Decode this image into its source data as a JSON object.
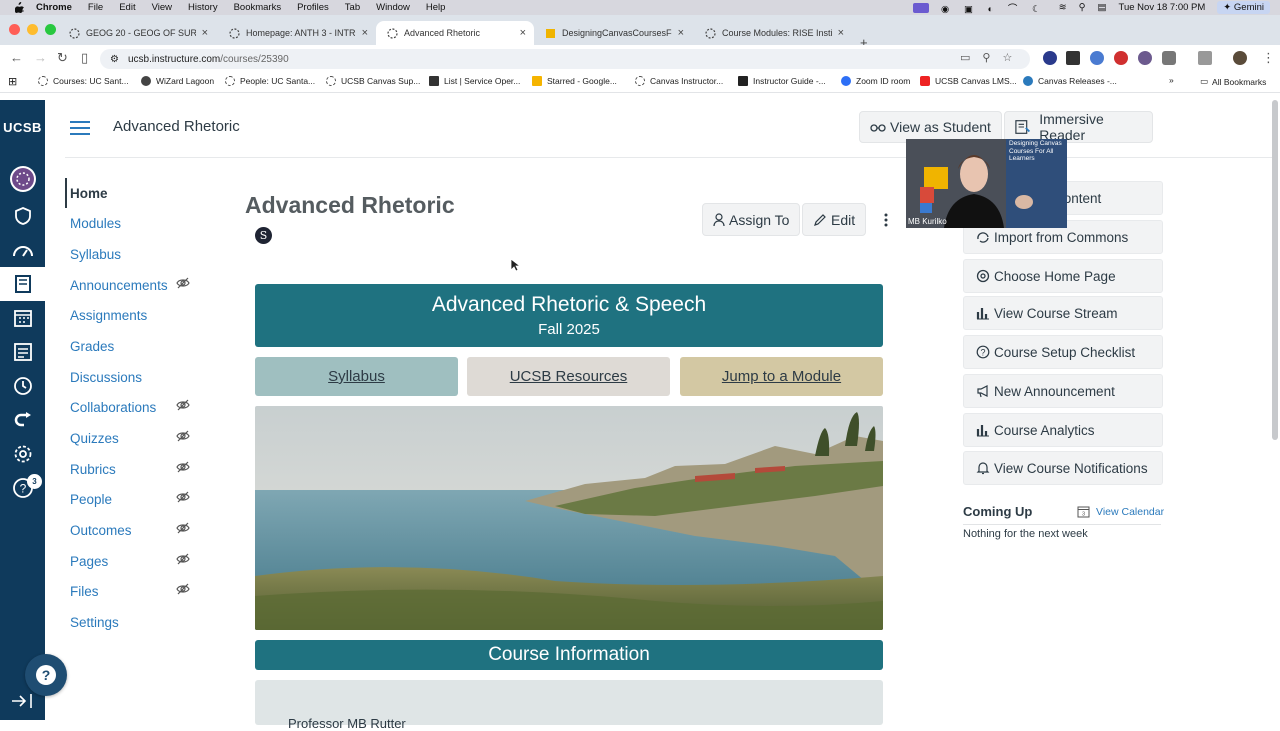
{
  "mac": {
    "menu": [
      "Chrome",
      "File",
      "Edit",
      "View",
      "History",
      "Bookmarks",
      "Profiles",
      "Tab",
      "Window",
      "Help"
    ],
    "datetime": "Tue Nov 18  7:00 PM",
    "gemini": "Gemini"
  },
  "tabs": [
    {
      "label": "GEOG 20 - GEOG OF SURFING"
    },
    {
      "label": "Homepage: ANTH 3 - INTRO"
    },
    {
      "label": "Advanced Rhetoric"
    },
    {
      "label": "DesigningCanvasCoursesFor"
    },
    {
      "label": "Course Modules: RISE Institu"
    }
  ],
  "address": {
    "host": "ucsb.instructure.com",
    "path": "/courses/25390"
  },
  "bookmarks": [
    "Courses: UC Sant...",
    "WiZard Lagoon",
    "People: UC Santa...",
    "UCSB Canvas Sup...",
    "List | Service Oper...",
    "Starred - Google...",
    "Canvas Instructor...",
    "Instructor Guide -...",
    "Zoom ID room",
    "UCSB Canvas LMS...",
    "Canvas Releases -...",
    "All Bookmarks"
  ],
  "global_nav": {
    "logo": "UCSB",
    "help_badge": "3"
  },
  "header": {
    "breadcrumb": "Advanced Rhetoric",
    "view_as_student": "View as Student",
    "immersive_reader": "Immersive Reader"
  },
  "course_nav": [
    {
      "label": "Home"
    },
    {
      "label": "Modules"
    },
    {
      "label": "Syllabus"
    },
    {
      "label": "Announcements"
    },
    {
      "label": "Assignments"
    },
    {
      "label": "Grades"
    },
    {
      "label": "Discussions"
    },
    {
      "label": "Collaborations"
    },
    {
      "label": "Quizzes"
    },
    {
      "label": "Rubrics"
    },
    {
      "label": "People"
    },
    {
      "label": "Outcomes"
    },
    {
      "label": "Pages"
    },
    {
      "label": "Files"
    },
    {
      "label": "Settings"
    }
  ],
  "page": {
    "title": "Advanced Rhetoric",
    "badge": "S",
    "assign_to": "Assign To",
    "edit": "Edit",
    "banner_title": "Advanced Rhetoric & Speech",
    "banner_term": "Fall 2025",
    "quick_links": [
      {
        "label": "Syllabus",
        "color": "#9fbfc0"
      },
      {
        "label": "UCSB Resources",
        "color": "#dedad5"
      },
      {
        "label": "Jump to a Module",
        "color": "#d3c8a3"
      }
    ],
    "info_title": "Course Information",
    "info_partial": "Professor MB Rutter"
  },
  "sidebar": {
    "buttons": [
      "Importing Content",
      "Import from Commons",
      "Choose Home Page",
      "View Course Stream",
      "Course Setup Checklist",
      "New Announcement",
      "Course Analytics",
      "View Course Notifications"
    ],
    "coming_up": "Coming Up",
    "view_calendar": "View Calendar",
    "nothing": "Nothing for the next week"
  },
  "video": {
    "name": "MB Kurilko",
    "caption": "Designing Canvas Courses For All Learners"
  },
  "colors": {
    "canvas_nav": "#0f3a5c",
    "teal": "#1f7280",
    "link": "#2b7abc"
  }
}
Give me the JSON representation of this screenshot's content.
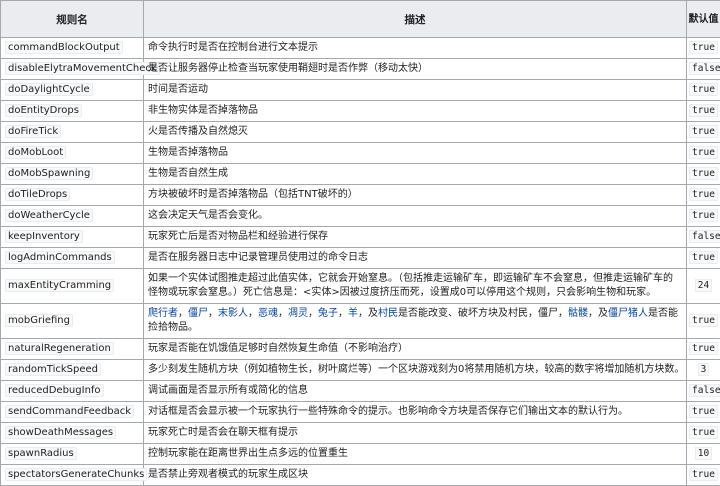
{
  "headers": {
    "rule": "规则名",
    "desc": "描述",
    "default": "默认值"
  },
  "rows": [
    {
      "name": "commandBlockOutput",
      "desc": "命令执行时是否在控制台进行文本提示",
      "default": "true"
    },
    {
      "name": "disableElytraMovementCheck",
      "desc": "是否让服务器停止检查当玩家使用鞘翅时是否作弊（移动太快）",
      "default": "false"
    },
    {
      "name": "doDaylightCycle",
      "desc": "时间是否运动",
      "default": "true"
    },
    {
      "name": "doEntityDrops",
      "desc": "非生物实体是否掉落物品",
      "default": "true"
    },
    {
      "name": "doFireTick",
      "desc": "火是否传播及自然熄灭",
      "default": "true"
    },
    {
      "name": "doMobLoot",
      "desc": "生物是否掉落物品",
      "default": "true"
    },
    {
      "name": "doMobSpawning",
      "desc": "生物是否自然生成",
      "default": "true"
    },
    {
      "name": "doTileDrops",
      "desc": "方块被破坏时是否掉落物品（包括TNT破坏的）",
      "default": "true"
    },
    {
      "name": "doWeatherCycle",
      "desc": "这会决定天气是否会变化。",
      "default": "true"
    },
    {
      "name": "keepInventory",
      "desc": "玩家死亡后是否对物品栏和经验进行保存",
      "default": "false"
    },
    {
      "name": "logAdminCommands",
      "desc": "是否在服务器日志中记录管理员使用过的命令日志",
      "default": "true"
    },
    {
      "name": "maxEntityCramming",
      "desc": "如果一个实体试图推走超过此值实体，它就会开始窒息。（包括推走运输矿车，即运输矿车不会窒息，但推走运输矿车的怪物或玩家会窒息。）死亡信息是：<实体>因被过度挤压而死，设置成0可以停用这个规则，只会影响生物和玩家。",
      "default": "24"
    },
    {
      "name": "mobGriefing",
      "default": "true",
      "mob": {
        "creeper": "爬行者",
        "sep1": "，",
        "ghast": "僵尸",
        "sep2": "，",
        "enderman": "末影人",
        "sep3": "，",
        "evoker": "恶魂",
        "sep4": "，",
        "wither": "凋灵",
        "sep5": "，",
        "rabbit": "兔子",
        "sep6": "，",
        "sheep": "羊",
        "sep7": "，及",
        "villager": "村民",
        "t1": "是否能改变、破坏方块及村民，僵尸，",
        "skeleton": "骷髅",
        "t2": "，及",
        "pigman": "僵尸猪人",
        "t3": "是否能捡拾物品。"
      }
    },
    {
      "name": "naturalRegeneration",
      "desc": "玩家是否能在饥饿值足够时自然恢复生命值（不影响治疗）",
      "default": "true"
    },
    {
      "name": "randomTickSpeed",
      "desc": "多少刻发生随机方块（例如植物生长，树叶腐烂等）一个区块游戏刻为0将禁用随机方块，较高的数字将增加随机方块数。",
      "default": "3"
    },
    {
      "name": "reducedDebugInfo",
      "desc": "调试画面是否显示所有或简化的信息",
      "default": "false"
    },
    {
      "name": "sendCommandFeedback",
      "desc": "对话框是否会显示被一个玩家执行一些特殊命令的提示。也影响命令方块是否保存它们输出文本的默认行为。",
      "default": "true"
    },
    {
      "name": "showDeathMessages",
      "desc": "玩家死亡时是否会在聊天框有提示",
      "default": "true"
    },
    {
      "name": "spawnRadius",
      "desc": "控制玩家能在距离世界出生点多远的位置重生",
      "default": "10"
    },
    {
      "name": "spectatorsGenerateChunks",
      "desc": "是否禁止旁观者模式的玩家生成区块",
      "default": "true"
    }
  ]
}
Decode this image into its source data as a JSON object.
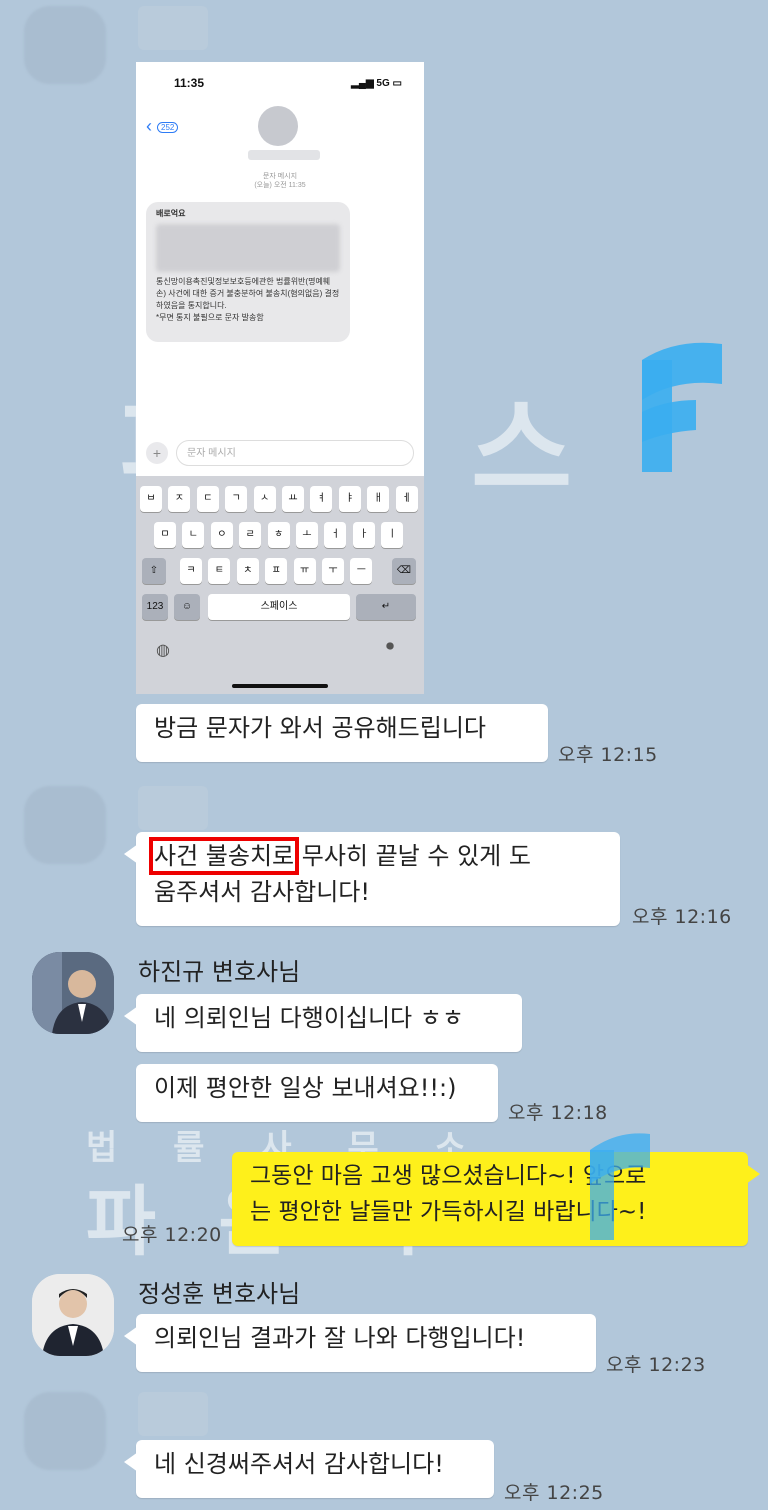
{
  "phone_screenshot": {
    "time": "11:35",
    "signal": "5G",
    "back_badge": "252",
    "meta_line1": "문자 메시지",
    "meta_line2": "(오늘) 오전 11:35",
    "sms_greeting": "배로억요",
    "sms_body": "통신망이용촉진및정보보호등에관한 법률위반(명예훼손) 사건에 대한 증거 불충분하여 불송치(혐의없음) 결정 하였음을 통지합니다.",
    "sms_footer": "*무면 통지 불필으로 문자 발송함",
    "input_placeholder": "문자 메시지",
    "keyboard_row1": [
      "ㅂ",
      "ㅈ",
      "ㄷ",
      "ㄱ",
      "ㅅ",
      "ㅛ",
      "ㅕ",
      "ㅑ",
      "ㅐ",
      "ㅔ"
    ],
    "keyboard_row2": [
      "ㅁ",
      "ㄴ",
      "ㅇ",
      "ㄹ",
      "ㅎ",
      "ㅗ",
      "ㅓ",
      "ㅏ",
      "ㅣ"
    ],
    "keyboard_row3": [
      "ㅋ",
      "ㅌ",
      "ㅊ",
      "ㅍ",
      "ㅠ",
      "ㅜ",
      "ㅡ"
    ],
    "key_numbers": "123",
    "key_space": "스페이스"
  },
  "messages": {
    "m1": {
      "text": "방금 문자가 와서 공유해드립니다",
      "time": "오후 12:15"
    },
    "m2": {
      "highlight": "사건 불송치로",
      "text_line1_rest": " 무사히 끝날 수 있게 도",
      "text_line2": "움주셔서 감사합니다!",
      "time": "오후 12:16"
    },
    "m3": {
      "sender": "하진규 변호사님",
      "text": "네 의뢰인님 다행이십니다 ㅎㅎ"
    },
    "m4": {
      "text": "이제 평안한 일상 보내셔요!!:)",
      "time": "오후 12:18"
    },
    "m5": {
      "line1": "그동안 마음 고생 많으셨습니다~! 앞으로",
      "line2": "는 평안한 날들만 가득하시길 바랍니다~!",
      "time": "오후 12:20"
    },
    "m6": {
      "sender": "정성훈 변호사님",
      "text": "의뢰인님 결과가 잘 나와 다행입니다!",
      "time": "오후 12:23"
    },
    "m7": {
      "text": "네 신경써주셔서 감사합니다!",
      "time": "오후 12:25"
    }
  },
  "watermark": {
    "top_text": "파 더 스",
    "bottom_small": "법 률 사 무 소",
    "bottom_big": "파 운 더 스"
  },
  "colors": {
    "chat_bg": "#b2c7da",
    "my_bubble": "#fef01b",
    "highlight_border": "#ee0000",
    "brand_blue": "#3aaef0"
  }
}
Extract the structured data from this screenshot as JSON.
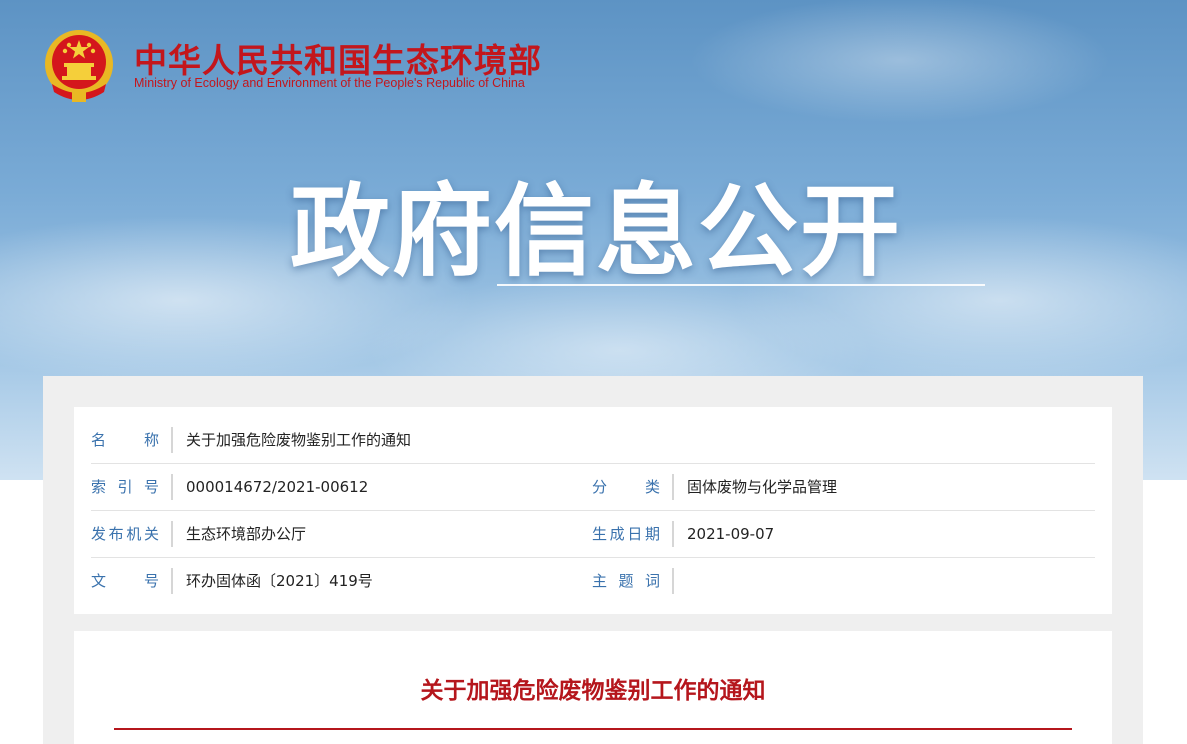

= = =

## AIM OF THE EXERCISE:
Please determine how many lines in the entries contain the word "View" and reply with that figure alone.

## THE COMPLETED TASK:
5